“Vincent contributes $20,000 starting at age 25 and stops making contributions at age 45.
Ally waits until age 45 to start contributing $20,000 per year until age 65.
They both invest the same amount of money. However, assuming a 6% average annual return, Vincent would have $2.5 million by age 65, while Ally would have just $790,000.”
By waiting 20 years longer than Vincent to begin investing, Ally loses out on more than $1.7 million. Can you say ouch?
5. Make (or Update) Your Will
While you can make a will at any age over 18, you don’t need one until you’ve amassed some assets or have dependents. Marriage, parenthood, or a positive net worth are all times you really should put a will in place or reassess one you already have.
You can, of course, write your own will, but it’s wise to meet with a professional beforehand.

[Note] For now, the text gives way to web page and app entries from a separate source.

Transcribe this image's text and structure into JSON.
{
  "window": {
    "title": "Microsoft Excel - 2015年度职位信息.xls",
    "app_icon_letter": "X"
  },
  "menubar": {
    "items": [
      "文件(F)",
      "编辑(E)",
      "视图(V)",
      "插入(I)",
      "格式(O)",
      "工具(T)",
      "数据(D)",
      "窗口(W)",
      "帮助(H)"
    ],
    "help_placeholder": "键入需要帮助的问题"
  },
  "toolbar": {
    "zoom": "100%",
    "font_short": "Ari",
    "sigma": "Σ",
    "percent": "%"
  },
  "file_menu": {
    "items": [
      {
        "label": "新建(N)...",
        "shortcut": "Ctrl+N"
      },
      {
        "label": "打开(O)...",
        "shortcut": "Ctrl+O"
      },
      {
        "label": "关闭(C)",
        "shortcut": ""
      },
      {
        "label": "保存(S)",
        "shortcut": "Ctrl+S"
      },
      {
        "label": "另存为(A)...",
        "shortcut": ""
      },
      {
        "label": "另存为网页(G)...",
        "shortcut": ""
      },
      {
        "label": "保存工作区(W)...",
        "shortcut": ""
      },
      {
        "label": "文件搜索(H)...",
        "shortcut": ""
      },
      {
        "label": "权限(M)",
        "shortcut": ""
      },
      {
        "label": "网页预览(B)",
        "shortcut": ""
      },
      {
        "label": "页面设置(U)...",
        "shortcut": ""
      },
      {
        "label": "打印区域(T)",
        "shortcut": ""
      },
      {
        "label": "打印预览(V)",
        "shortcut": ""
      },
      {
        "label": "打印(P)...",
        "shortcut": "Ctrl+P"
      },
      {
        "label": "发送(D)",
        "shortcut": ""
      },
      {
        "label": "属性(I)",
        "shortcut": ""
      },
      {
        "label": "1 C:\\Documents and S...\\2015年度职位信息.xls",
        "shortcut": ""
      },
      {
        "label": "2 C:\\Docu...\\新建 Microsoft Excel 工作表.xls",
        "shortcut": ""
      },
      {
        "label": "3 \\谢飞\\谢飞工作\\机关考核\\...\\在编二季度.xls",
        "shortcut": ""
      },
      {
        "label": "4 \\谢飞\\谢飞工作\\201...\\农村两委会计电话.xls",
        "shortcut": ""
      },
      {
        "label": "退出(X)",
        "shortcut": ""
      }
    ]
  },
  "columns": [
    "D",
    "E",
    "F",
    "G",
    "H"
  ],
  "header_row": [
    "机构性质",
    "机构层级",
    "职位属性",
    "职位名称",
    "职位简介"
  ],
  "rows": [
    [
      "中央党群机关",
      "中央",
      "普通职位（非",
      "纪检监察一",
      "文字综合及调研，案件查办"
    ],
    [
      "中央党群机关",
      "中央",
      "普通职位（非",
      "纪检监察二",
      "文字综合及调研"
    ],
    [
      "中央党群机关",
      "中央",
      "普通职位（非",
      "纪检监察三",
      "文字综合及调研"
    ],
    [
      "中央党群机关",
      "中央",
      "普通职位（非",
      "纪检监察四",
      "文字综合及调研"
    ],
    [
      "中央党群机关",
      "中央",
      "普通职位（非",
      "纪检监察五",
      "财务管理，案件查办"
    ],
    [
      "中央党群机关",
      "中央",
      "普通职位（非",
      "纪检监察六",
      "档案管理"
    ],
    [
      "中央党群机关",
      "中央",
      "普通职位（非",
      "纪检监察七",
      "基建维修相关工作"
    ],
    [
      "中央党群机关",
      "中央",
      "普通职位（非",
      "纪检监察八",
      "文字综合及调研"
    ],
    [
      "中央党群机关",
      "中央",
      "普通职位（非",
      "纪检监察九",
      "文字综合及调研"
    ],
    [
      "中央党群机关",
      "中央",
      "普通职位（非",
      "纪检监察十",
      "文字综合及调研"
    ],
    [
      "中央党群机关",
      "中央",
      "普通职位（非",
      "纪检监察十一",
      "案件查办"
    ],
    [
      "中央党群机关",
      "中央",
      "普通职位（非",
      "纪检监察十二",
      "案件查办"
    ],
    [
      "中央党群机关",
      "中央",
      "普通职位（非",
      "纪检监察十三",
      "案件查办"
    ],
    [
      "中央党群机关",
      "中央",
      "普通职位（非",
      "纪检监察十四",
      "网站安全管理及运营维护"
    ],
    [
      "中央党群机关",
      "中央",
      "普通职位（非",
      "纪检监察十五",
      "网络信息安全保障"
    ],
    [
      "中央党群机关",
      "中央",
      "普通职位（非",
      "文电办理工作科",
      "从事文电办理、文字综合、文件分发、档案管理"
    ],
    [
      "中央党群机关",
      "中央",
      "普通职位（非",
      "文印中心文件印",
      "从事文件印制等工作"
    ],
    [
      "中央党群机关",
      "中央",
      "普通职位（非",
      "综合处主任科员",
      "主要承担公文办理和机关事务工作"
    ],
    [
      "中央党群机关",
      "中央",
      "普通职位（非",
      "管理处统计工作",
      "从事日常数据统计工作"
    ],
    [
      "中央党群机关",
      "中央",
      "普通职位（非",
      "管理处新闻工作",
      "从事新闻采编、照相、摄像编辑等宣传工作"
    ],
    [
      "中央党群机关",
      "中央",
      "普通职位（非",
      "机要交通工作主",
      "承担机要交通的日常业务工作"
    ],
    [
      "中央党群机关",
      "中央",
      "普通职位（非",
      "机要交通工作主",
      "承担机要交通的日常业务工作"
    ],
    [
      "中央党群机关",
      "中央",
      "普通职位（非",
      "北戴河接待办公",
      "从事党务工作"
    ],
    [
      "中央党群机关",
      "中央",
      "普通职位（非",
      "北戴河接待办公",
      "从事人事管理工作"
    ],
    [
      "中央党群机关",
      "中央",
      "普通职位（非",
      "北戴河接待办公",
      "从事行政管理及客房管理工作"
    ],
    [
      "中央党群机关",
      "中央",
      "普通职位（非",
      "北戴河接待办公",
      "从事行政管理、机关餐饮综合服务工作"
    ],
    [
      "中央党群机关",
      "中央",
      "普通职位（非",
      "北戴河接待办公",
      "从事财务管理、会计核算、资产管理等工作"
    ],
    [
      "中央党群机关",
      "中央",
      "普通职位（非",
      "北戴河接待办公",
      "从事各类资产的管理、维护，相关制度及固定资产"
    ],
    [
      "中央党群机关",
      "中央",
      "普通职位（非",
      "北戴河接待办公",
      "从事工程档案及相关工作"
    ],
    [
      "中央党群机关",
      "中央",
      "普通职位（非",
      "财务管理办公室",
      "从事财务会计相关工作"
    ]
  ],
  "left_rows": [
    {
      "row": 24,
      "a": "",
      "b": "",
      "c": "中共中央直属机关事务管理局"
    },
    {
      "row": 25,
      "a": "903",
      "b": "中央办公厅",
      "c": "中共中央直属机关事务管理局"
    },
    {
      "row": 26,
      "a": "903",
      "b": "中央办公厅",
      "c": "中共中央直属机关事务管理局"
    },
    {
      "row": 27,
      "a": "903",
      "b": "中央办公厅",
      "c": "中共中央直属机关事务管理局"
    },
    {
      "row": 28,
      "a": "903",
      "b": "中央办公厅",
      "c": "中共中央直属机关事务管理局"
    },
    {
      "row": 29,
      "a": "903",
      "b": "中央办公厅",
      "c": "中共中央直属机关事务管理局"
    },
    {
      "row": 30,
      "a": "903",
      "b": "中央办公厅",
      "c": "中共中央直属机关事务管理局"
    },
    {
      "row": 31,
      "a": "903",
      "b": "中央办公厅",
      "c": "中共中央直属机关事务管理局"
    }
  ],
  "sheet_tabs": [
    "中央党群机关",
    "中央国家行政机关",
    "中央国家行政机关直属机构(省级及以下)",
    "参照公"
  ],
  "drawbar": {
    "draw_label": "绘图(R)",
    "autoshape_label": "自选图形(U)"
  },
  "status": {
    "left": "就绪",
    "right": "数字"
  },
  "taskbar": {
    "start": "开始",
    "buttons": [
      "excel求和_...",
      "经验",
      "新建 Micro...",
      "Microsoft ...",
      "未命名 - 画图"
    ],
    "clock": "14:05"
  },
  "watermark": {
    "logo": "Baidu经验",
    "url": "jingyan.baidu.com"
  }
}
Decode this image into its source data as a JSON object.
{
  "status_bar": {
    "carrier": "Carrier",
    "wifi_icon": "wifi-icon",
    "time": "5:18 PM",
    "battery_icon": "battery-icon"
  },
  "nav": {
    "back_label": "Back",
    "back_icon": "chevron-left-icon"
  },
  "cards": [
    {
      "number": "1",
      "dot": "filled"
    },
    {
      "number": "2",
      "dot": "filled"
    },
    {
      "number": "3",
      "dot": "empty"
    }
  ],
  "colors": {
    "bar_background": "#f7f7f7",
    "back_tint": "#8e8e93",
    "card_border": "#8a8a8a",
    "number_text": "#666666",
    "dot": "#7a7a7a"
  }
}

Adam Beaty, a Certified Financial Planner with Bullogic Wealth Management, thinks everyone, even those under the age of 35, should meet with an estate planner. “Dying is the easy part,” he says. He recommends “everyone look at getting a medical directive (living will), HIPAA release form, power of attorney, and power of attorney for any property owned.”
Estate planning protects your assets and financial well-being while you’re alive, too. Without plans in place, someone might have to go to court to gain conservatorship over your financial health if you become incapacitated.
And if you’ve already put together a plan, it’s always important to check (and update) your beneficiaries.
6. Get Insurance
There’s never a bad time to buy life insurance — particularly if you’re in your 30s. Because premiums are primarily based on age, the younger you buy a policy, the more coverage you can afford and the cheaper your premiums.
For example, a healthy non-smoking 35-year-old male in Texas can buy a 20-year term life policy with $250,000 of coverage for as little as $18 a month. At an age where his debt still likely exceeds his income and savings, a tax-free $250,000 benefit can go a long way toward protecting his loved ones’ financial health.
Don’t forget your home and auto insurance, either. In some cases, bundling insurance might prove beneficial, but never neglect to shop around for the best deal first.
Your 30s can be frightening for plenty of reasons, but your finances shouldn’t be one. You’re never too old to take the reigns of your financial future. By 35, you can set yourself up for a comfortable future that protects your goals (beachfront retirement, anyone?) and the people who matter to you most.
Everyone’s financial situation is different, but following and implementing these six financial must-dos by age 35 will give you a great financial foundation to build upon.